## Assigned task
The answer should consist of each line below that contains the word "icon".

## App and web page records
============================================================

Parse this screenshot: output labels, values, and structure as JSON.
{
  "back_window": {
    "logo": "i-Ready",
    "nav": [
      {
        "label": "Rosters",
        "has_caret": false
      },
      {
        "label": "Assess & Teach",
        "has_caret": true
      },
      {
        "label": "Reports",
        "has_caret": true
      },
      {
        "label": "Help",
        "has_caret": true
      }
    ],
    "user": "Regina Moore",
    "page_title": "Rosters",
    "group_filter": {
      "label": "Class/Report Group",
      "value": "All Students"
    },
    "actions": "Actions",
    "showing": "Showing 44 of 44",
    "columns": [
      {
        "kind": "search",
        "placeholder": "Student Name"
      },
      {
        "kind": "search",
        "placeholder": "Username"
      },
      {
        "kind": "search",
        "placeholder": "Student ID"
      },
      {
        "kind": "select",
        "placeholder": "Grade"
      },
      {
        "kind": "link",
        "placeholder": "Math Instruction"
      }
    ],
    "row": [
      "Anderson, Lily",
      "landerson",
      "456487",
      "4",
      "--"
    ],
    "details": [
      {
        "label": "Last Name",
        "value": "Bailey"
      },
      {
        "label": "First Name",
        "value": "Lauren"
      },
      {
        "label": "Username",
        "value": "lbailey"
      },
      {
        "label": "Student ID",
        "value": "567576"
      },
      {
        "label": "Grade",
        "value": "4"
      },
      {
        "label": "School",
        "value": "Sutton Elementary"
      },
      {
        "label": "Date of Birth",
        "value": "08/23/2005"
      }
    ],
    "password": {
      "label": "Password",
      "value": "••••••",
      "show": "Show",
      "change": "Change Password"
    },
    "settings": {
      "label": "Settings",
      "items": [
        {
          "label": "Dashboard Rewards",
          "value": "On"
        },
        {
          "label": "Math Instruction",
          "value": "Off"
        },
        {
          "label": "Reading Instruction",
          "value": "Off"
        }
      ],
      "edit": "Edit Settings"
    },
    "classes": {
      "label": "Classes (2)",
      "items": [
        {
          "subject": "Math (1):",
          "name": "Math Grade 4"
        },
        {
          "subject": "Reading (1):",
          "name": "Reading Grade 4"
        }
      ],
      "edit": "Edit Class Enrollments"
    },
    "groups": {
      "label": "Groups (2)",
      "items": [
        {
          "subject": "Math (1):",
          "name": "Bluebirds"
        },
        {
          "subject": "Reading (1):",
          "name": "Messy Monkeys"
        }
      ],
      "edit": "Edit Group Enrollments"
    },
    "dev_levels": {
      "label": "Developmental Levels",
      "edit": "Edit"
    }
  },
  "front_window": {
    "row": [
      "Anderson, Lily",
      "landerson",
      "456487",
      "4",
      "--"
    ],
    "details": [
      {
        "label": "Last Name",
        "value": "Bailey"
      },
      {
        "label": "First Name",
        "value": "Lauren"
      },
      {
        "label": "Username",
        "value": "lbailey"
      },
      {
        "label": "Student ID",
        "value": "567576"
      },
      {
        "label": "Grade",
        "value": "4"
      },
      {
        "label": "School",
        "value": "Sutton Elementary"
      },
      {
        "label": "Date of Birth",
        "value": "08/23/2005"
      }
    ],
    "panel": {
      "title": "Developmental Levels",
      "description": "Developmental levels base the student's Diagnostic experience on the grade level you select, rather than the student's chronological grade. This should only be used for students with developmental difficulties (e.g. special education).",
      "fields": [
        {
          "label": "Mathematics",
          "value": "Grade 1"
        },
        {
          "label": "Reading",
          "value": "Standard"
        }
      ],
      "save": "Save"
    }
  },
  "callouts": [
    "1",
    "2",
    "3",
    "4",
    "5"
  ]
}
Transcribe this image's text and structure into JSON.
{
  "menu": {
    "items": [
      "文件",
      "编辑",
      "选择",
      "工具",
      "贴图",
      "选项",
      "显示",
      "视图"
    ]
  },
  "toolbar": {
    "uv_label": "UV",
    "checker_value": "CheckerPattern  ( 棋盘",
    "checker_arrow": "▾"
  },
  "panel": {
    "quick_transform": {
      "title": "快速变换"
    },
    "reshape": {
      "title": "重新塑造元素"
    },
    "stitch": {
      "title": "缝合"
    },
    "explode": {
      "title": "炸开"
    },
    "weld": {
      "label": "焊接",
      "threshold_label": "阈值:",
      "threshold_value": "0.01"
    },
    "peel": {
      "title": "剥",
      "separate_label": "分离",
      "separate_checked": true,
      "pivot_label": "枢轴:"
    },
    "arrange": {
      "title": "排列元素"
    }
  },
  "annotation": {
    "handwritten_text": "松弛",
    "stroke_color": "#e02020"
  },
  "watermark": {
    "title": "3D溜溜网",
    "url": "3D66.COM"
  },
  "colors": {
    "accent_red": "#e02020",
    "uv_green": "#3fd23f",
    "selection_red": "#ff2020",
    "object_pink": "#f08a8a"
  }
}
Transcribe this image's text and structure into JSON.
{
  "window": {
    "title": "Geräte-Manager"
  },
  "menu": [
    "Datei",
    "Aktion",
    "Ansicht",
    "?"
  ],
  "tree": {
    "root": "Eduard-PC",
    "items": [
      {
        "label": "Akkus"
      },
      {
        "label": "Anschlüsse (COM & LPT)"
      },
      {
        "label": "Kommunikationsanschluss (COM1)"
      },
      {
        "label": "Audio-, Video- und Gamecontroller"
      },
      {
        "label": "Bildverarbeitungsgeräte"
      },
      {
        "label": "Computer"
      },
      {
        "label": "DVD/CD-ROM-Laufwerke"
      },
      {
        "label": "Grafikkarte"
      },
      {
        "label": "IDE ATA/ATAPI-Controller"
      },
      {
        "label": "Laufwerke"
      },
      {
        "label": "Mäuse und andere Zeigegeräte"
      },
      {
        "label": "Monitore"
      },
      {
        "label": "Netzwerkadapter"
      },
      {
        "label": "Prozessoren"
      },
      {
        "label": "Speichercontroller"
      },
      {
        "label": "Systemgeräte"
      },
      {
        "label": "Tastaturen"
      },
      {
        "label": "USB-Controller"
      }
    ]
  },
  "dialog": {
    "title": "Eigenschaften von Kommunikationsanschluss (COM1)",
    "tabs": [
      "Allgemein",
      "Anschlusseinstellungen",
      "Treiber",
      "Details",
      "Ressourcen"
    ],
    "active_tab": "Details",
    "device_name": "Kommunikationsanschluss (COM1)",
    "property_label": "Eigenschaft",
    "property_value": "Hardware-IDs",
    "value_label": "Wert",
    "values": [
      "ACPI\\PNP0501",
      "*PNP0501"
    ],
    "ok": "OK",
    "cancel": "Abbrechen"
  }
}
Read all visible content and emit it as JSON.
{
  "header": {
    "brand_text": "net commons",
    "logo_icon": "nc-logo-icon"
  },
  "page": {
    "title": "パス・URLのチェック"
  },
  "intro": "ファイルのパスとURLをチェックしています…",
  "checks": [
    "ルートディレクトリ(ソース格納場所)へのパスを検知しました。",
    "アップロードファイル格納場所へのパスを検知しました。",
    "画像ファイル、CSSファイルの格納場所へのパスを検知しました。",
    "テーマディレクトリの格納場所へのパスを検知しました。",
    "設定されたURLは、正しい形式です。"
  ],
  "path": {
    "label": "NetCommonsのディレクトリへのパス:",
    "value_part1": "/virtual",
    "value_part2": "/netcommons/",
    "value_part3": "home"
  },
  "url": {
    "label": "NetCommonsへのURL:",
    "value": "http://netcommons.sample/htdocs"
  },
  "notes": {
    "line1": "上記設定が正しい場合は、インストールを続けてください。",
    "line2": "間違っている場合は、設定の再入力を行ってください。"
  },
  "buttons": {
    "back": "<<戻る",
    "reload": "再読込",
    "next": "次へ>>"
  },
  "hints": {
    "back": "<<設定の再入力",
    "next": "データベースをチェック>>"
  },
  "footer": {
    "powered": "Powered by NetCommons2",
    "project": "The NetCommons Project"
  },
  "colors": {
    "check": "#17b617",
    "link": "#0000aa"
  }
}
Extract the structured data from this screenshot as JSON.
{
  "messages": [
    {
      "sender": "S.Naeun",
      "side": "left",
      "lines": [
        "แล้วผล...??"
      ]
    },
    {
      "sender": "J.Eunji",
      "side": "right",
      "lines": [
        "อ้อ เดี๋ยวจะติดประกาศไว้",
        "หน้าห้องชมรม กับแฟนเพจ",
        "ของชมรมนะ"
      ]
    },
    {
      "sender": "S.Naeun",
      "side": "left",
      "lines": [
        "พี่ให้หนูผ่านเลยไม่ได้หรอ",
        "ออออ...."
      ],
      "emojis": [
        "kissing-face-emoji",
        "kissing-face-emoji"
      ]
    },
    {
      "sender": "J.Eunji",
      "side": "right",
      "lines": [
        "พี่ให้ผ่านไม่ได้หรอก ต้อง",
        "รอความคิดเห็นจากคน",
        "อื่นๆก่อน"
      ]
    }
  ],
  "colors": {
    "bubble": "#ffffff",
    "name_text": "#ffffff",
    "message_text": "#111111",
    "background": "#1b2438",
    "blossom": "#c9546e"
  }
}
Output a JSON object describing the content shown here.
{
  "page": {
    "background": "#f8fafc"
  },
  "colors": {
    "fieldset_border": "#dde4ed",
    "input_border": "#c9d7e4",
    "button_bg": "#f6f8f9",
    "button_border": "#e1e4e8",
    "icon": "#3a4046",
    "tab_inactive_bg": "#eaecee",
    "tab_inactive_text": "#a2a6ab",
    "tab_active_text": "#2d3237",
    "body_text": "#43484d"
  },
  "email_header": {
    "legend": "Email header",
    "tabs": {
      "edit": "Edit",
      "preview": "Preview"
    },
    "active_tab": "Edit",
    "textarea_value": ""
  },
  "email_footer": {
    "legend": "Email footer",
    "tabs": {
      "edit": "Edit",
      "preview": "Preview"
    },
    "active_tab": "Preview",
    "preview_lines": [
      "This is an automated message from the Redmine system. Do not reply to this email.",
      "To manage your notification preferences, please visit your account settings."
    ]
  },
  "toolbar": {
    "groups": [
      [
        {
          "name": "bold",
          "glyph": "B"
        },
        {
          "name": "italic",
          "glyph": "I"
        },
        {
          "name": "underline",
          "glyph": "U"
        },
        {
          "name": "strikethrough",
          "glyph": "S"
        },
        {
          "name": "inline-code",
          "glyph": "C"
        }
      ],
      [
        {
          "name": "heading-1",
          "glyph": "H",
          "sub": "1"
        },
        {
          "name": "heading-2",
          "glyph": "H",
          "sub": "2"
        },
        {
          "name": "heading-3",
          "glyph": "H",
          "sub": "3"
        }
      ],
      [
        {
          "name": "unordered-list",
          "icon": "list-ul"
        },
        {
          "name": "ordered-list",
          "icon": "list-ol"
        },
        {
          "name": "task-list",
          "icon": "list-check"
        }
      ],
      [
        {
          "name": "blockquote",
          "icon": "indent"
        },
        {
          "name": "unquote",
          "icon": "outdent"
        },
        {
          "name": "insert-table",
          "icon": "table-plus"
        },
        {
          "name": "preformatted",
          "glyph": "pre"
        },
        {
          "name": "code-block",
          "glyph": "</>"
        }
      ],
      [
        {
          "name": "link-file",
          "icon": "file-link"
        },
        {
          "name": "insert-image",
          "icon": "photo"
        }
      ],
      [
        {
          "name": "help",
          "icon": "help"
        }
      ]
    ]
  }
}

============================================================

## Answer to this task
    "logo_icon": "nc-logo-icon"
    "icon": "#3a4046",
          "icon": "list-ul"
          "icon": "list-ol"
          "icon": "list-check"
          "icon": "indent"
          "icon": "outdent"
          "icon": "table-plus"
          "icon": "file-link"
          "icon": "photo"
          "icon": "help"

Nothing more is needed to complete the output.